■ Activity
Leave out the pictures. Return every record otherwise untouched.

■ Entries shown
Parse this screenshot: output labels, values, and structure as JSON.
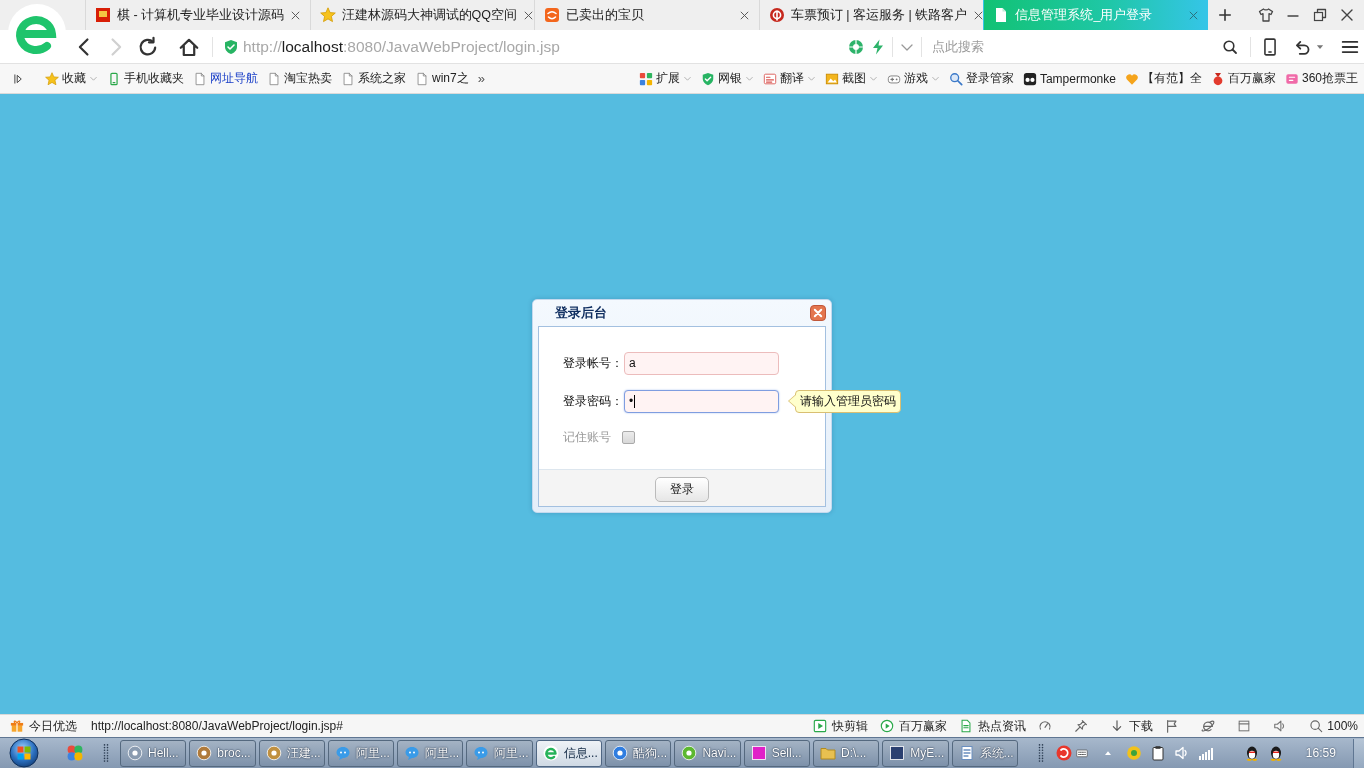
{
  "browser_tabs": [
    {
      "title": "棋 - 计算机专业毕业设计源码",
      "selected": false
    },
    {
      "title": "汪建林源码大神调试的QQ空间",
      "selected": false
    },
    {
      "title": "已卖出的宝贝",
      "selected": false
    },
    {
      "title": "车票预订 | 客运服务 | 铁路客户",
      "selected": false
    },
    {
      "title": "信息管理系统_用户登录",
      "selected": true
    }
  ],
  "address_bar": {
    "nav_buttons": [
      {
        "kind": "back",
        "disabled": false
      },
      {
        "kind": "forward",
        "disabled": true
      },
      {
        "kind": "reload",
        "disabled": false
      },
      {
        "kind": "home",
        "disabled": false
      }
    ],
    "url": {
      "scheme": "http://",
      "host": "localhost",
      "path": ":8080/JavaWebProject/login.jsp"
    },
    "search": {
      "placeholder": "点此搜索"
    }
  },
  "bookmarks_bar": {
    "left": [
      {
        "label": "收藏",
        "dropdown": true,
        "highlighted": false
      },
      {
        "label": "手机收藏夹",
        "dropdown": false,
        "highlighted": false
      },
      {
        "label": "网址导航",
        "dropdown": false,
        "highlighted": true
      },
      {
        "label": "淘宝热卖",
        "dropdown": false,
        "highlighted": false
      },
      {
        "label": "系统之家",
        "dropdown": false,
        "highlighted": false
      },
      {
        "label": "win7之",
        "dropdown": false,
        "highlighted": false
      }
    ],
    "overflow": "»",
    "right": [
      {
        "label": "扩展",
        "dropdown": true
      },
      {
        "label": "网银",
        "dropdown": true
      },
      {
        "label": "翻译",
        "dropdown": true
      },
      {
        "label": "截图",
        "dropdown": true
      },
      {
        "label": "游戏",
        "dropdown": true
      },
      {
        "label": "登录管家",
        "dropdown": false
      },
      {
        "label": "Tampermonke",
        "dropdown": false
      },
      {
        "label": "【有范】全",
        "dropdown": false
      },
      {
        "label": "百万赢家",
        "dropdown": false
      },
      {
        "label": "360抢票王",
        "dropdown": false
      }
    ]
  },
  "page": {
    "dialog": {
      "title": "登录后台",
      "fields": [
        {
          "label": "登录帐号：",
          "value": "a",
          "focused": false,
          "invalid": true
        },
        {
          "label": "登录密码：",
          "value": "•",
          "focused": true,
          "invalid": true
        }
      ],
      "tooltip": "请输入管理员密码",
      "remember": {
        "label": "记住账号",
        "checked": false,
        "disabled": true
      },
      "submit": "登录"
    }
  },
  "status_bar": {
    "promo": "今日优选",
    "link": "http://localhost:8080/JavaWebProject/login.jsp#",
    "tools": [
      "快剪辑",
      "百万赢家",
      "热点资讯"
    ],
    "download": "下载",
    "zoom": "100%"
  },
  "taskbar": {
    "buttons": [
      {
        "label": "Hell...",
        "selected": false
      },
      {
        "label": "broc...",
        "selected": false
      },
      {
        "label": "汪建...",
        "selected": false
      },
      {
        "label": "阿里...",
        "selected": false
      },
      {
        "label": "阿里...",
        "selected": false
      },
      {
        "label": "阿里...",
        "selected": false
      },
      {
        "label": "信息...",
        "selected": true
      },
      {
        "label": "酷狗...",
        "selected": false
      },
      {
        "label": "Navi...",
        "selected": false
      },
      {
        "label": "Sell...",
        "selected": false
      },
      {
        "label": "D:\\...",
        "selected": false
      },
      {
        "label": "MyE...",
        "selected": false
      },
      {
        "label": "系统...",
        "selected": false
      }
    ],
    "clock": "16:59"
  }
}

■ Output of the task
Parse this screenshot: output labels, values, and structure as JSON.
{
  "browser_tabs": [
    {
      "title": "棋 - 计算机专业毕业设计源码",
      "selected": false
    },
    {
      "title": "汪建林源码大神调试的QQ空间",
      "selected": false
    },
    {
      "title": "已卖出的宝贝",
      "selected": false
    },
    {
      "title": "车票预订 | 客运服务 | 铁路客户",
      "selected": false
    },
    {
      "title": "信息管理系统_用户登录",
      "selected": true
    }
  ],
  "address_bar": {
    "nav_buttons": [
      {
        "kind": "back",
        "disabled": false
      },
      {
        "kind": "forward",
        "disabled": true
      },
      {
        "kind": "reload",
        "disabled": false
      },
      {
        "kind": "home",
        "disabled": false
      }
    ],
    "url": {
      "scheme": "http://",
      "host": "localhost",
      "path": ":8080/JavaWebProject/login.jsp"
    },
    "search": {
      "placeholder": "点此搜索"
    }
  },
  "bookmarks_bar": {
    "left": [
      {
        "label": "收藏",
        "dropdown": true,
        "highlighted": false
      },
      {
        "label": "手机收藏夹",
        "dropdown": false,
        "highlighted": false
      },
      {
        "label": "网址导航",
        "dropdown": false,
        "highlighted": true
      },
      {
        "label": "淘宝热卖",
        "dropdown": false,
        "highlighted": false
      },
      {
        "label": "系统之家",
        "dropdown": false,
        "highlighted": false
      },
      {
        "label": "win7之",
        "dropdown": false,
        "highlighted": false
      }
    ],
    "overflow": "»",
    "right": [
      {
        "label": "扩展",
        "dropdown": true
      },
      {
        "label": "网银",
        "dropdown": true
      },
      {
        "label": "翻译",
        "dropdown": true
      },
      {
        "label": "截图",
        "dropdown": true
      },
      {
        "label": "游戏",
        "dropdown": true
      },
      {
        "label": "登录管家",
        "dropdown": false
      },
      {
        "label": "Tampermonke",
        "dropdown": false
      },
      {
        "label": "【有范】全",
        "dropdown": false
      },
      {
        "label": "百万赢家",
        "dropdown": false
      },
      {
        "label": "360抢票王",
        "dropdown": false
      }
    ]
  },
  "page": {
    "dialog": {
      "title": "登录后台",
      "fields": [
        {
          "label": "登录帐号：",
          "value": "a",
          "focused": false,
          "invalid": true
        },
        {
          "label": "登录密码：",
          "value": "•",
          "focused": true,
          "invalid": true
        }
      ],
      "tooltip": "请输入管理员密码",
      "remember": {
        "label": "记住账号",
        "checked": false,
        "disabled": true
      },
      "submit": "登录"
    }
  },
  "status_bar": {
    "promo": "今日优选",
    "link": "http://localhost:8080/JavaWebProject/login.jsp#",
    "tools": [
      "快剪辑",
      "百万赢家",
      "热点资讯"
    ],
    "download": "下载",
    "zoom": "100%"
  },
  "taskbar": {
    "buttons": [
      {
        "label": "Hell...",
        "selected": false
      },
      {
        "label": "broc...",
        "selected": false
      },
      {
        "label": "汪建...",
        "selected": false
      },
      {
        "label": "阿里...",
        "selected": false
      },
      {
        "label": "阿里...",
        "selected": false
      },
      {
        "label": "阿里...",
        "selected": false
      },
      {
        "label": "信息...",
        "selected": true
      },
      {
        "label": "酷狗...",
        "selected": false
      },
      {
        "label": "Navi...",
        "selected": false
      },
      {
        "label": "Sell...",
        "selected": false
      },
      {
        "label": "D:\\...",
        "selected": false
      },
      {
        "label": "MyE...",
        "selected": false
      },
      {
        "label": "系统...",
        "selected": false
      }
    ],
    "clock": "16:59"
  }
}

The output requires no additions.